_Assignment_
Please set down each of the lines below once more, exactly, omitting all pictures.
[Given records — start]
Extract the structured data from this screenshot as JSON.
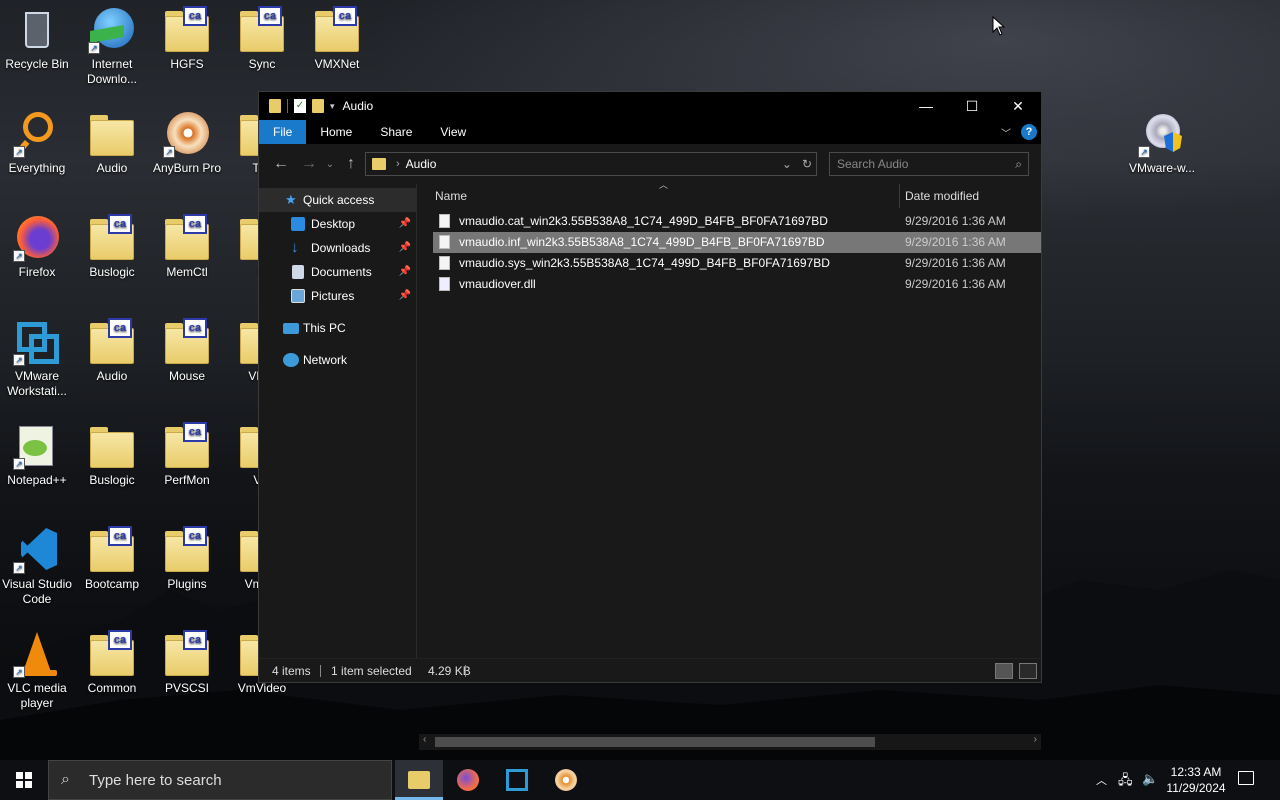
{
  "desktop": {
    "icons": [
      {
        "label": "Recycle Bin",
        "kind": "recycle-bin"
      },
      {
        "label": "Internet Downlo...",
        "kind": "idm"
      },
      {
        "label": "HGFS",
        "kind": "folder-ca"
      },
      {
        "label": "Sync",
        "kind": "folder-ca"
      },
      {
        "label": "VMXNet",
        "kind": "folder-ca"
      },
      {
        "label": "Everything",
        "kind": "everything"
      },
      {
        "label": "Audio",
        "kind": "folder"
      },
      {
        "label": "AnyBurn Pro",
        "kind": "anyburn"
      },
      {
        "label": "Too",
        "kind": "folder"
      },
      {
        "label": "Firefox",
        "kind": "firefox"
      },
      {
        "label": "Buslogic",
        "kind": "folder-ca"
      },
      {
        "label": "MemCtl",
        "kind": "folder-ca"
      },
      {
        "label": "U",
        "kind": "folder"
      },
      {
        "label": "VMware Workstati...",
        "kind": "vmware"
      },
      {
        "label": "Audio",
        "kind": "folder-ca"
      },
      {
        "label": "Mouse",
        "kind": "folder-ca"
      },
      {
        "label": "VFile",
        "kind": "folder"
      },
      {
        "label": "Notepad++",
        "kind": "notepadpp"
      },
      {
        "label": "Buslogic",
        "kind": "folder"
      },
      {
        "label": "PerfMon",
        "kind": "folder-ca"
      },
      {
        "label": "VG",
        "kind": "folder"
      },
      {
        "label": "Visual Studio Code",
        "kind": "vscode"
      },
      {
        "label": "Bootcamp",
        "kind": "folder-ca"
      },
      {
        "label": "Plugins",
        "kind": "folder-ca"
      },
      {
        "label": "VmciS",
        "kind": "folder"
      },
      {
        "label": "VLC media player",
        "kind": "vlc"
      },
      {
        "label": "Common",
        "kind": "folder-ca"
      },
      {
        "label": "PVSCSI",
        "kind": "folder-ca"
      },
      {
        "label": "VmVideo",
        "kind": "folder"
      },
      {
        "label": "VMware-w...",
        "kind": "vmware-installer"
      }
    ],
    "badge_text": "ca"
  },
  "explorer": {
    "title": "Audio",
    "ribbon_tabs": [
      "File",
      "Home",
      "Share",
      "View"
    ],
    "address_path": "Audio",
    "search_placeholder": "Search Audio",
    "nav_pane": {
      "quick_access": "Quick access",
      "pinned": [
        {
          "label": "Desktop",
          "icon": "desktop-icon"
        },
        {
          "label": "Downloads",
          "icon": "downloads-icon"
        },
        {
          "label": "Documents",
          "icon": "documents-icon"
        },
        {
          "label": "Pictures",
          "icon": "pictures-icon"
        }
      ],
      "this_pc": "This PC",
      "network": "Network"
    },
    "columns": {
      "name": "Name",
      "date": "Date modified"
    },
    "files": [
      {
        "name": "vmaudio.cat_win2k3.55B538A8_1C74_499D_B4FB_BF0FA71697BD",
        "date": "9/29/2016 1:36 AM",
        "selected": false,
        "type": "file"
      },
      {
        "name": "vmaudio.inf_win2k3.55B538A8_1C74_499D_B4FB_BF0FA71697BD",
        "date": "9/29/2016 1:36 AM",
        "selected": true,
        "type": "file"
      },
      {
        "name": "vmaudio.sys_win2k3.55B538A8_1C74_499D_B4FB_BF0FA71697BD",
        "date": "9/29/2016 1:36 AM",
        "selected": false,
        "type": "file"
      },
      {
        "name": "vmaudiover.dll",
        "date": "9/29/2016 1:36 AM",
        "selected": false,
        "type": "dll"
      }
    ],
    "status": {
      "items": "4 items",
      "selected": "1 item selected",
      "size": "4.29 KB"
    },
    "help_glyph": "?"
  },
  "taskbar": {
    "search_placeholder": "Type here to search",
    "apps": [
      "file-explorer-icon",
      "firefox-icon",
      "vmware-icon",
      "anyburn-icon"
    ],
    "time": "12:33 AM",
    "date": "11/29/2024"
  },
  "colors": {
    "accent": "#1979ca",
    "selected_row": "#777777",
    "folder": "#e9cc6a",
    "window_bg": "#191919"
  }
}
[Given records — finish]
_Task result_
Extract the structured data from this screenshot as JSON.
{
  "desktop": {
    "icons": [
      {
        "label": "Recycle Bin",
        "kind": "recycle-bin"
      },
      {
        "label": "Internet Downlo...",
        "kind": "idm"
      },
      {
        "label": "HGFS",
        "kind": "folder-ca"
      },
      {
        "label": "Sync",
        "kind": "folder-ca"
      },
      {
        "label": "VMXNet",
        "kind": "folder-ca"
      },
      {
        "label": "Everything",
        "kind": "everything"
      },
      {
        "label": "Audio",
        "kind": "folder"
      },
      {
        "label": "AnyBurn Pro",
        "kind": "anyburn"
      },
      {
        "label": "Too",
        "kind": "folder"
      },
      {
        "label": "Firefox",
        "kind": "firefox"
      },
      {
        "label": "Buslogic",
        "kind": "folder-ca"
      },
      {
        "label": "MemCtl",
        "kind": "folder-ca"
      },
      {
        "label": "U",
        "kind": "folder"
      },
      {
        "label": "VMware Workstati...",
        "kind": "vmware"
      },
      {
        "label": "Audio",
        "kind": "folder-ca"
      },
      {
        "label": "Mouse",
        "kind": "folder-ca"
      },
      {
        "label": "VFile",
        "kind": "folder"
      },
      {
        "label": "Notepad++",
        "kind": "notepadpp"
      },
      {
        "label": "Buslogic",
        "kind": "folder"
      },
      {
        "label": "PerfMon",
        "kind": "folder-ca"
      },
      {
        "label": "VG",
        "kind": "folder"
      },
      {
        "label": "Visual Studio Code",
        "kind": "vscode"
      },
      {
        "label": "Bootcamp",
        "kind": "folder-ca"
      },
      {
        "label": "Plugins",
        "kind": "folder-ca"
      },
      {
        "label": "VmciS",
        "kind": "folder"
      },
      {
        "label": "VLC media player",
        "kind": "vlc"
      },
      {
        "label": "Common",
        "kind": "folder-ca"
      },
      {
        "label": "PVSCSI",
        "kind": "folder-ca"
      },
      {
        "label": "VmVideo",
        "kind": "folder"
      },
      {
        "label": "VMware-w...",
        "kind": "vmware-installer"
      }
    ],
    "badge_text": "ca"
  },
  "explorer": {
    "title": "Audio",
    "ribbon_tabs": [
      "File",
      "Home",
      "Share",
      "View"
    ],
    "address_path": "Audio",
    "search_placeholder": "Search Audio",
    "nav_pane": {
      "quick_access": "Quick access",
      "pinned": [
        {
          "label": "Desktop",
          "icon": "desktop-icon"
        },
        {
          "label": "Downloads",
          "icon": "downloads-icon"
        },
        {
          "label": "Documents",
          "icon": "documents-icon"
        },
        {
          "label": "Pictures",
          "icon": "pictures-icon"
        }
      ],
      "this_pc": "This PC",
      "network": "Network"
    },
    "columns": {
      "name": "Name",
      "date": "Date modified"
    },
    "files": [
      {
        "name": "vmaudio.cat_win2k3.55B538A8_1C74_499D_B4FB_BF0FA71697BD",
        "date": "9/29/2016 1:36 AM",
        "selected": false,
        "type": "file"
      },
      {
        "name": "vmaudio.inf_win2k3.55B538A8_1C74_499D_B4FB_BF0FA71697BD",
        "date": "9/29/2016 1:36 AM",
        "selected": true,
        "type": "file"
      },
      {
        "name": "vmaudio.sys_win2k3.55B538A8_1C74_499D_B4FB_BF0FA71697BD",
        "date": "9/29/2016 1:36 AM",
        "selected": false,
        "type": "file"
      },
      {
        "name": "vmaudiover.dll",
        "date": "9/29/2016 1:36 AM",
        "selected": false,
        "type": "dll"
      }
    ],
    "status": {
      "items": "4 items",
      "selected": "1 item selected",
      "size": "4.29 KB"
    },
    "help_glyph": "?"
  },
  "taskbar": {
    "search_placeholder": "Type here to search",
    "apps": [
      "file-explorer-icon",
      "firefox-icon",
      "vmware-icon",
      "anyburn-icon"
    ],
    "time": "12:33 AM",
    "date": "11/29/2024"
  },
  "colors": {
    "accent": "#1979ca",
    "selected_row": "#777777",
    "folder": "#e9cc6a",
    "window_bg": "#191919"
  }
}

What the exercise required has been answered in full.